Dataset rows for apps and sites:

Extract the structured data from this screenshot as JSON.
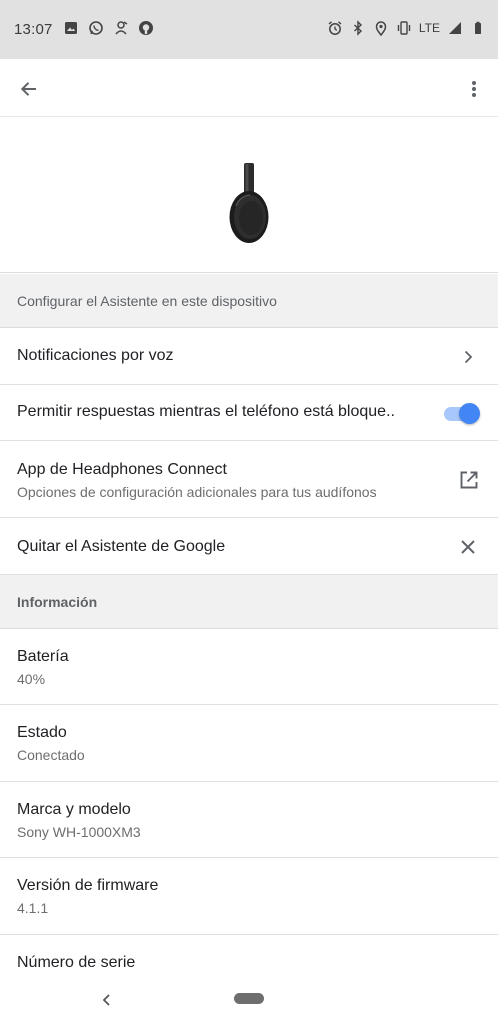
{
  "status_bar": {
    "time": "13:07",
    "network": "LTE",
    "left_icons": [
      "image-icon",
      "whatsapp-icon",
      "sync-icon",
      "github-icon"
    ],
    "right_icons": [
      "alarm-icon",
      "bluetooth-icon",
      "location-icon",
      "vibrate-icon",
      "signal-icon",
      "battery-icon"
    ]
  },
  "appbar": {
    "back_icon": "arrow-back-icon",
    "menu_icon": "more-vert-icon"
  },
  "assistant_section": {
    "header": "Configurar el Asistente en este dispositivo",
    "items": [
      {
        "title": "Notificaciones por voz",
        "trail": "chevron-right-icon"
      },
      {
        "title": "Permitir respuestas mientras el teléfono está bloque..",
        "toggle_on": true
      },
      {
        "title": "App de Headphones Connect",
        "subtitle": "Opciones de configuración adicionales para tus audífonos",
        "trail": "open-external-icon"
      },
      {
        "title": "Quitar el Asistente de Google",
        "trail": "close-icon"
      }
    ]
  },
  "info_section": {
    "header": "Información",
    "items": [
      {
        "title": "Batería",
        "value": "40%"
      },
      {
        "title": "Estado",
        "value": "Conectado"
      },
      {
        "title": "Marca y modelo",
        "value": "Sony WH-1000XM3"
      },
      {
        "title": "Versión de firmware",
        "value": "4.1.1"
      },
      {
        "title": "Número de serie"
      }
    ]
  },
  "colors": {
    "accent": "#4285f4",
    "status_bar": "#e1e1e1",
    "section_bg": "#f1f1f1"
  }
}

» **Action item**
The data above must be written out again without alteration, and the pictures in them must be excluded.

» **Task answer**
Extract the structured data from this screenshot as JSON.
{
  "status_bar": {
    "time": "13:07",
    "network": "LTE",
    "left_icons": [
      "image-icon",
      "whatsapp-icon",
      "sync-icon",
      "github-icon"
    ],
    "right_icons": [
      "alarm-icon",
      "bluetooth-icon",
      "location-icon",
      "vibrate-icon",
      "signal-icon",
      "battery-icon"
    ]
  },
  "appbar": {
    "back_icon": "arrow-back-icon",
    "menu_icon": "more-vert-icon"
  },
  "assistant_section": {
    "header": "Configurar el Asistente en este dispositivo",
    "items": [
      {
        "title": "Notificaciones por voz",
        "trail": "chevron-right-icon"
      },
      {
        "title": "Permitir respuestas mientras el teléfono está bloque..",
        "toggle_on": true
      },
      {
        "title": "App de Headphones Connect",
        "subtitle": "Opciones de configuración adicionales para tus audífonos",
        "trail": "open-external-icon"
      },
      {
        "title": "Quitar el Asistente de Google",
        "trail": "close-icon"
      }
    ]
  },
  "info_section": {
    "header": "Información",
    "items": [
      {
        "title": "Batería",
        "value": "40%"
      },
      {
        "title": "Estado",
        "value": "Conectado"
      },
      {
        "title": "Marca y modelo",
        "value": "Sony WH-1000XM3"
      },
      {
        "title": "Versión de firmware",
        "value": "4.1.1"
      },
      {
        "title": "Número de serie"
      }
    ]
  },
  "colors": {
    "accent": "#4285f4",
    "status_bar": "#e1e1e1",
    "section_bg": "#f1f1f1"
  }
}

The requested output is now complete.